The case in court – the interlocutory proceedings-
Full text of the verdict (in Dutch, English translation available upon request)
Reactions by law experts and others in NRC.nl (in Dutch, English translation available upon request)
On the 7th of September 2011 Genzyme (which had already been taken over by Sanofi in February 2011) announced to have relinquished the European rights to the use of Ataluren to PTC. Because of this take-over the pledge to start a new study before the end of 2011, made in court by Genzyme, was not honoured.
Immediately after the court verdict our lawyer, in consultation with the Verhoek family, made all the preparations to bring an appeal. For this appeal a medical certificate was required and another request for compassionate supply had to be filed, this time to be directed at PTC. Before the interlocutory proceedings the neurologist in attendance had not issued the medical certificate in spite of the fact that earlier he had issued a written a pledge to this effect. Therefore the Verhoek boys had to find a new specialist in attendance in order to obtain such a medical certificate. This specialist was found in another University Medical Centre. By mid December the hospital pharmacist filed a request for ‘compassionate supply’ with PTC. On the 17th of February 2012 PTC announced that they were only willing to supply the drug within a study context and that the study would be initiated as soon as possible.
Meanwhile on the 7th of November PTC’s lawyer, mr Meulenbelt had conveyed this message to mr Peter Burgers: PTC is attending to the last details in co-operation with the European study centres… because not all the medical-ethical committees have given their approval yet (among which the University Hospital Leuven, with Dr Goemans, to whom the Verhoek boys have been assigned)…. This will be an open-label study with all the patients who participated in the previous study’. Obviously he could not provide any guarantees for the exact moment when the study was to be initiated.
On the 9th of November Dr Goemans confirmed this announcement to the Verhoek family.
Because of these positive announcements the appeal was withdrawn, but since no certainty could be given as to the date on which the study would be started, the efforts to obtain compassionate supply were continued.
By the end of December 2011 the hospital at Leuven received the documents and contracts concerning the follow-up study from PTC for assessment by the lawyers and the local medical-ethical committees. On the 9th of February 2012 a notification from PTC was received through DPPN (Duchenne Parent Project Netherlands) that it was to be expected that ‘… most study sites would open between March and June’.
Unfortunately it was not until the 16th of May 2012 when the approval by the Leuven Medical Ethical Committee was granted.
On the 25th of May the Verhoek boys could start with the drug Ataluren, at present for a trial period of approximately 48 weeks.

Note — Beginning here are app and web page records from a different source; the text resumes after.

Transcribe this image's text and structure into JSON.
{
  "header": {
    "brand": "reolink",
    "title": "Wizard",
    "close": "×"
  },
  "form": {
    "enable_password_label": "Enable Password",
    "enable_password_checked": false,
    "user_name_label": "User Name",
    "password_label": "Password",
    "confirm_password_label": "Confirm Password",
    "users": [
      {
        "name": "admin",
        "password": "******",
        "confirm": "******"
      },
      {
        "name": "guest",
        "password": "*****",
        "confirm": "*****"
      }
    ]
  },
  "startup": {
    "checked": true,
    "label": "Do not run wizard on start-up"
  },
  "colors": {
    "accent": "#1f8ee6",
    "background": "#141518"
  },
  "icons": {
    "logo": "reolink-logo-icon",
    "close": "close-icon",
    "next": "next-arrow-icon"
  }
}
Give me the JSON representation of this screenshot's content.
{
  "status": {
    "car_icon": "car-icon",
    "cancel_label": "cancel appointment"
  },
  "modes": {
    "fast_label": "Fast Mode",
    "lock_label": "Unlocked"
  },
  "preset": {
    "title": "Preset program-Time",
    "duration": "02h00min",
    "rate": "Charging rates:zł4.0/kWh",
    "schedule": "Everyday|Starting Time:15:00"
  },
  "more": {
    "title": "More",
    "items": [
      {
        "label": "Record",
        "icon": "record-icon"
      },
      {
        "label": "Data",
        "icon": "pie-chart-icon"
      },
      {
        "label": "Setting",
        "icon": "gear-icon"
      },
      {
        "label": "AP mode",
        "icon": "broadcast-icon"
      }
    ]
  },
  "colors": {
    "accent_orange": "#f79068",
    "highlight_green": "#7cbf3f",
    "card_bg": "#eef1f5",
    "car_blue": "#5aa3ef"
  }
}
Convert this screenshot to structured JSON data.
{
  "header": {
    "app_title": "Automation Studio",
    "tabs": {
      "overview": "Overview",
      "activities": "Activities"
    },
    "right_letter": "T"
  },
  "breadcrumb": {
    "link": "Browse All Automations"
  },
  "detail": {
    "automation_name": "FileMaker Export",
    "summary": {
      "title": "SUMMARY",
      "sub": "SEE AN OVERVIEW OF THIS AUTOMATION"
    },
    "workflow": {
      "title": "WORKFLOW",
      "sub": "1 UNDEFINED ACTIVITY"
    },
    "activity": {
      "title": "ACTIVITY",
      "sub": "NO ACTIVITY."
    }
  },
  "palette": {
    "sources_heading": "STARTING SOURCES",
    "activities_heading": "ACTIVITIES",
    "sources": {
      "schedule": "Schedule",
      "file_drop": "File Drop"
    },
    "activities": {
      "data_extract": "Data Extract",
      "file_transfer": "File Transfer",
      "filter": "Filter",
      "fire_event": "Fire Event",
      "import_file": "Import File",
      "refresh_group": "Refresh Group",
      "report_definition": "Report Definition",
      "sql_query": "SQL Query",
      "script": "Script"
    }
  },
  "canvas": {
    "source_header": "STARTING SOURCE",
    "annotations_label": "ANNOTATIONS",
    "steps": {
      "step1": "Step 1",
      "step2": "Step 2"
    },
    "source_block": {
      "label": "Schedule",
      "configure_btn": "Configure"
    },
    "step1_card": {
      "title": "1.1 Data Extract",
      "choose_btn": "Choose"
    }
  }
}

Comment by Cinderella
In view of all of this we conclude that the legal intervention initiated by Cinderella has not resulted in the intended objective, contrary to expectations. It cannot be excluded that the proceedings and the campaigns have induced the parties concerned to do everything possible to start the follow-up study at the earliest possible date. For the family it was of great significance that so many people made such an effort in the interest of their children. The media coverage showed a great deal of sympathy and support thanks to the excellent advice given by the public relations agency 2Twintig in Rotterdam that offered its services for this purpose free of charge. This case has also provided important new insights that are useful not only to Cinderella but to patients and to health professionals as well.
These insights include:
# The duty judge has ruled that the Helsinki declaration is only binding for members of the medical profession.
# Pharmaceutical companies can back out of the obligations pertaining to the rights of subjects that were laid down in the Helsinki declaration without any sanctions whatsoever. Physicians in attendance, medical-ethical committees and hospital boards should see to it that these rights are laid down in their patient agreements.
Patient associations should draw their members’ attention to this aspect of participation in clinical trials.
# Contrary to Genzyme’s claims the Dutch Ministry of Health, Welfare and Sport has approved the import and supply of Ataluren when there is a medical certificate to this effect.
# The Dutch specialist who treated these patients refused to sign the medical certificate that was required for the interlocutory proceedings, contrary to an earlier pledge to this effect made to these patients. Physicians of another University Medical Centre proved willing to take over the patients and saw to it that a medical certificate was issued that was also required for a higher appeal if there was to be such an appeal.
# With respect to the patients and to UPPMD Genzyme pretended to the judge to be involved in preparations for the follow-up study even at the time of the interlocutory proceedings, while in reality negotiations were going on between Sanofi (that had taken over Genzyme in February 2011) and PTC; this resulted in the termination of Genzyme’s participation in the development of Ataluren.
# The medical-ethical committee of the Leuven University Hospital needed over 4 months to process the study application while they were fully familiar with the subject through the previous study.
# Although Ataluren is available in bulk, the necessary analyses for purity and the formulation by a contract company proved to encounter some problems. The greatest obstacle was the fear of a conflict with Genzyme/PTC about the patent rights. Cinderella is of the opinion that these rights are not at issue as long as no trade is being conducted, but still the chemical company concerned did not want to risk a confrontation.